When I sit down to chat with patients about the concept of “active rest” following an acute concussion, I get a lot of questions:
“How do I know how much is too much?”
“When should I stop?”
“How long can I be active for?”
There is a ton of variability between each patient, so providing specific answers can sometimes be difficult. Instead, we combine a few simple guidelines to follow with a helpful analogy to assist patients in getting a handle on the concept of actively resting.
Simple Guidelines to Follow After 24-48 Hours of Complete Rest
- Let your symptoms be your guide – at the onset of symptoms with a specific activity, stop and take a break
- If a specific activity brings on your symptoms immediately, you’re probably not ready for that activity yet
- Try to stop an activity before symptoms start to come on – the better maintained your symptoms can be throughout the day, the sooner you can progress to newer or more advanced things
- Try to get back to your regular sleep pattern ASAP
- Plan ahead – schedule must-do activities into your day so you can determine when you need to rest in order to balance your daily activities
- Pace yourself!
Treat Active Rest Time like a Daily Allowance
Imagine at the start of every day, you got $20. It’s the only money you will get for the day, and once you use it all up, you have to wait until tomorrow to get more. Anything you don’t spend for the day you get to pocket use the next day.
Our day of activity and rest following a concussion is a lot like getting this allowance. After a concussion, our brain is trying to get all of our disrupted systems back on track. Along with everything else we need to do during the day, there is only so much energy the brain can use for its repairing. Once we use it all up, we have nothing left for other tasks.

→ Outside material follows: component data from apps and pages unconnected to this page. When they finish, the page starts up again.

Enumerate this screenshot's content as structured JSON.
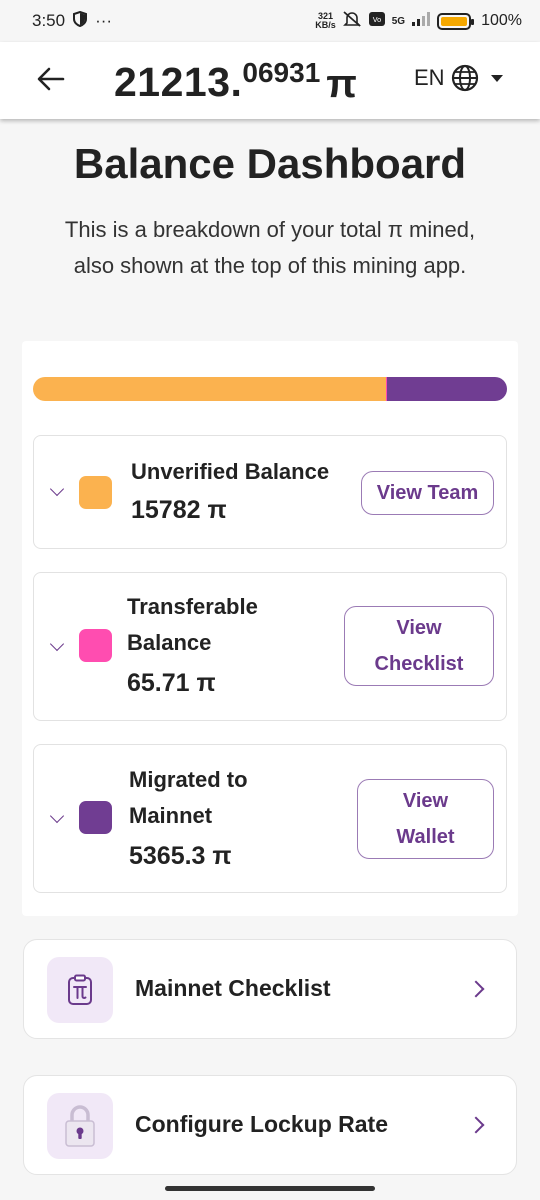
{
  "status": {
    "time": "3:50",
    "dots": "···",
    "net_speed_value": "321",
    "net_speed_unit": "KB/s",
    "network": "5G",
    "battery": "100%"
  },
  "header": {
    "balance_int": "21213.",
    "balance_dec": "06931",
    "pi": "π",
    "language": "EN"
  },
  "page": {
    "title": "Balance Dashboard",
    "description": "This is a breakdown of your total π mined, also shown at the top of this mining app."
  },
  "breakdown": {
    "total": 21213.07,
    "bar_fraction_unverified": 0.744,
    "bar_fraction_transferable": 0.003,
    "bar_fraction_migrated": 0.253,
    "rows": [
      {
        "label": "Unverified Balance",
        "value": "15782 π",
        "button": "View Team",
        "color": "#FBB24F"
      },
      {
        "label_line1": "Transferable",
        "label_line2": "Balance",
        "value": "65.71 π",
        "button_line1": "View",
        "button_line2": "Checklist",
        "color": "#FF4DB0"
      },
      {
        "label_line1": "Migrated to",
        "label_line2": "Mainnet",
        "value": "5365.3 π",
        "button_line1": "View",
        "button_line2": "Wallet",
        "color": "#703D92"
      }
    ]
  },
  "links": [
    {
      "label": "Mainnet Checklist",
      "icon": "pi-clipboard-icon"
    },
    {
      "label": "Configure Lockup Rate",
      "icon": "lock-icon"
    }
  ],
  "colors": {
    "accent": "#6B3A8C",
    "unverified": "#FBB24F",
    "transferable": "#FF4DB0",
    "migrated": "#703D92"
  }
}
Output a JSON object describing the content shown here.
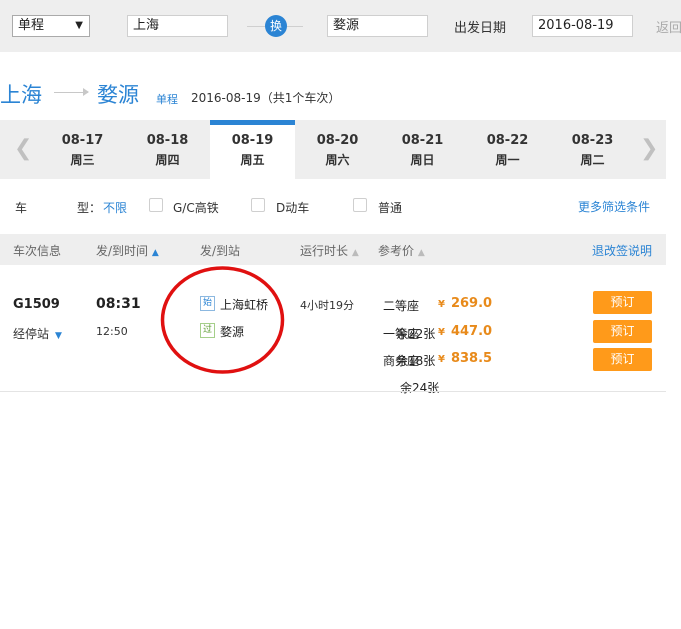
{
  "search": {
    "trip_type": "单程",
    "from": "上海",
    "swap_label": "换",
    "to": "婺源",
    "date_label": "出发日期",
    "date": "2016-08-19",
    "return_label": "返回"
  },
  "route": {
    "from": "上海",
    "to": "婺源",
    "trip_type": "单程",
    "summary": "2016-08-19（共1个车次）"
  },
  "dates": [
    {
      "date": "08-17",
      "weekday": "周三"
    },
    {
      "date": "08-18",
      "weekday": "周四"
    },
    {
      "date": "08-19",
      "weekday": "周五"
    },
    {
      "date": "08-20",
      "weekday": "周六"
    },
    {
      "date": "08-21",
      "weekday": "周日"
    },
    {
      "date": "08-22",
      "weekday": "周一"
    },
    {
      "date": "08-23",
      "weekday": "周二"
    }
  ],
  "filters": {
    "car_label_1": "车",
    "car_label_2": "型：",
    "all": "不限",
    "gc": "G/C高铁",
    "d": "D动车",
    "normal": "普通",
    "more": "更多筛选条件"
  },
  "table_header": {
    "train_info": "车次信息",
    "dep_arr_time": "发/到时间",
    "dep_arr_station": "发/到站",
    "duration": "运行时长",
    "price": "参考价",
    "refund_link": "退改签说明"
  },
  "train": {
    "number": "G1509",
    "stops_label": "经停站",
    "dep_time": "08:31",
    "arr_time": "12:50",
    "start_badge": "始",
    "pass_badge": "过",
    "from_station": "上海虹桥",
    "to_station": "婺源",
    "duration": "4小时19分",
    "seats": [
      {
        "name": "二等座",
        "remain": "",
        "price": "269.0"
      },
      {
        "name": "一等座",
        "remain": "余22张",
        "price": "447.0"
      },
      {
        "name": "商务座",
        "remain": "余18张",
        "price": "838.5"
      }
    ],
    "extra_remain": "余24张",
    "currency": "¥",
    "book_label": "预订"
  },
  "colors": {
    "accent": "#2b84d4",
    "price": "#e88a1a",
    "button": "#ff9a1a",
    "annotation": "#e01010"
  }
}
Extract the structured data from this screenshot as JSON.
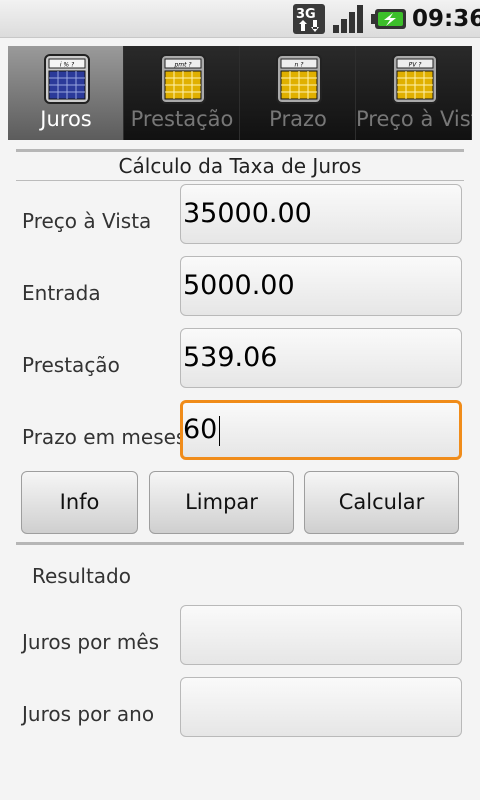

A patient who goes to bed with a raging headache or is so fatigued they can barely keep their eyes open has exhausted their energy for the day. They have spent their allowance and may be dipping in to tomorrow’s, leaving them further behind.
Our daily goal with active rest is to spend a little bit over the course of the day but leave ourselves some banked to carry over to the next day. Ideally, we will continue to increase our cash flow, which translates to us being able to spend more each subsequent day. When big events are coming up (eg. birthday party for their child, a wedding, etc), they may need to save up their allowance for that event and spend less earlier in the day.
If patients can adopt these principles into their routines following an acute concussion, they should be able to steadily increase their activity while managing to keep their post-concussion symptoms in check. Book an assessment at your local Lifemark clinic to devise a plan for your concussion recovery with our concussion care specialists.